Quiz 36: Animal Behavior
The experimental approach of comparative psychology is to study one species in the laboratory and compare with other animals while in ethology the experimental approach is to study the behavior of the animal in field studies. The aim of comparative psychology is to compare general characteristics of many species. This is done by studying one species and then comparing the same behavior in other species. On the other hand, the aim of ethology is to describe the behavior of an animal in its natural habitat. This is done by field studies and observations.
Egg-retrieval behavior: In this case the releaser is the egg or any object and the sign stimulus is the presence of the object outside the nest. The stereotyped behavior seen is the egg-retrieval behavior shown by mother birds towards any object placed in the vicinity of the nest. Territorial defense behavior of male three-spined sticklebacks: In this case the releaser is another male or any object in its territory and the sign stimulus is the presence of red color on the object. The stereotyped behavior seen is the attacking of the object or fish.

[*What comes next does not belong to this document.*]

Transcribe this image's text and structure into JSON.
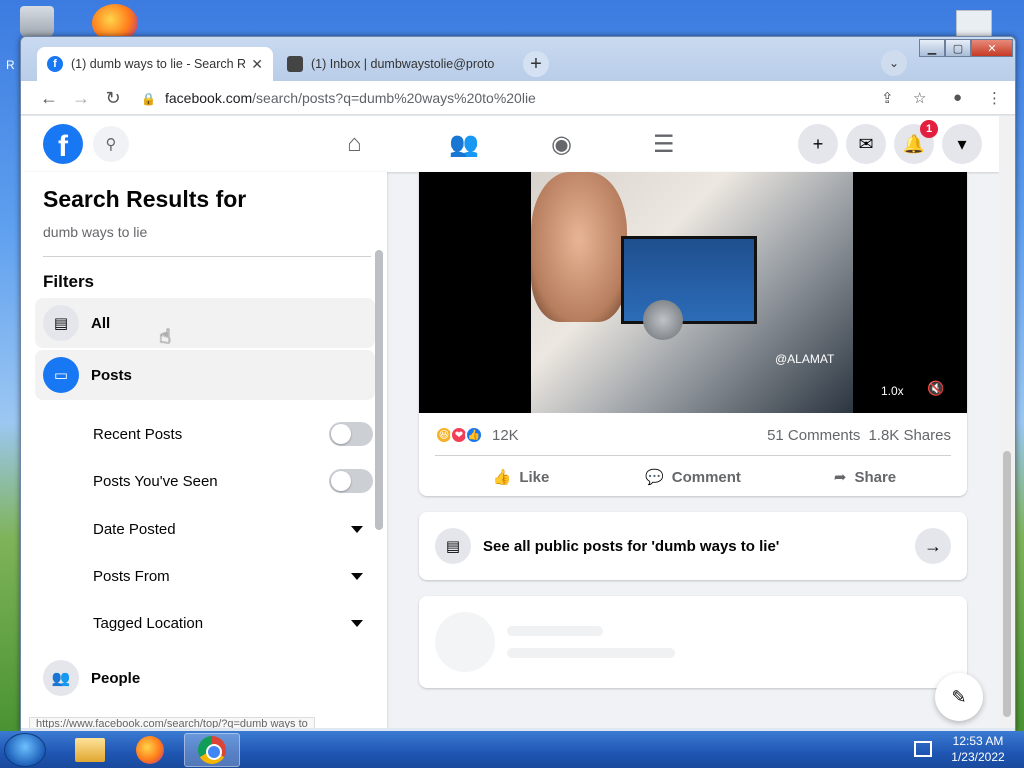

Other than innate or learned behavior there can be other types of behavior. This occurs by sudden somatic mutations. These mutations bring about a change in the behavior of the animal or in the phenotype of the organism. These changes are seen only in those animals who have acquired the mutation. This is not learned and is not innate.